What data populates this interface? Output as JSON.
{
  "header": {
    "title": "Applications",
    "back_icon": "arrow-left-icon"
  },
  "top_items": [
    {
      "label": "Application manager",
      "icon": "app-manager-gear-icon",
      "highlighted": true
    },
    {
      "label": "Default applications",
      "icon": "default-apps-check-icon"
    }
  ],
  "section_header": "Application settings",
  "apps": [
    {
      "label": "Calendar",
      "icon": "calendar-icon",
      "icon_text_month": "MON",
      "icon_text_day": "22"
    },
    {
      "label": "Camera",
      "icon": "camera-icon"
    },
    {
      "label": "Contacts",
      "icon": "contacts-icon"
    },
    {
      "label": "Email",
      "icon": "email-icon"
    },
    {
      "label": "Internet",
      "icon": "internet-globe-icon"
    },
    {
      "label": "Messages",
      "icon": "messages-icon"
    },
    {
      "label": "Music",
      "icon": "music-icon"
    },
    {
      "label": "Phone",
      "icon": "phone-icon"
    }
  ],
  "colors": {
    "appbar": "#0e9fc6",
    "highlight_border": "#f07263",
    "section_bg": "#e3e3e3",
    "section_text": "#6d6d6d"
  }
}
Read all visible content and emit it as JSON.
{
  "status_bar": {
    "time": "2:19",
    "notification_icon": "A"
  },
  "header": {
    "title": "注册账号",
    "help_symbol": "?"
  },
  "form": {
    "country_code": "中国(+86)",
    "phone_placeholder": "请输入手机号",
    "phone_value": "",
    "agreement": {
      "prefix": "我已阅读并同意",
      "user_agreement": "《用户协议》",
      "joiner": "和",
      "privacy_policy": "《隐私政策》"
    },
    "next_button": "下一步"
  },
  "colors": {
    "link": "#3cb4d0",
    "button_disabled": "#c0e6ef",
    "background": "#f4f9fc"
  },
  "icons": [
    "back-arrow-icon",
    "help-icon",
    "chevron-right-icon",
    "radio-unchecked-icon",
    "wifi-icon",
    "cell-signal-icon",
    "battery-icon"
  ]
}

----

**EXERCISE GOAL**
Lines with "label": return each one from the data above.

**YOUR SOLUTION**
      "label": "Application manager",
      "label": "Default applications",
      "label": "Calendar",
      "label": "Camera",
      "label": "Contacts",
      "label": "Email",
      "label": "Internet",
      "label": "Messages",
      "label": "Music",
      "label": "Phone",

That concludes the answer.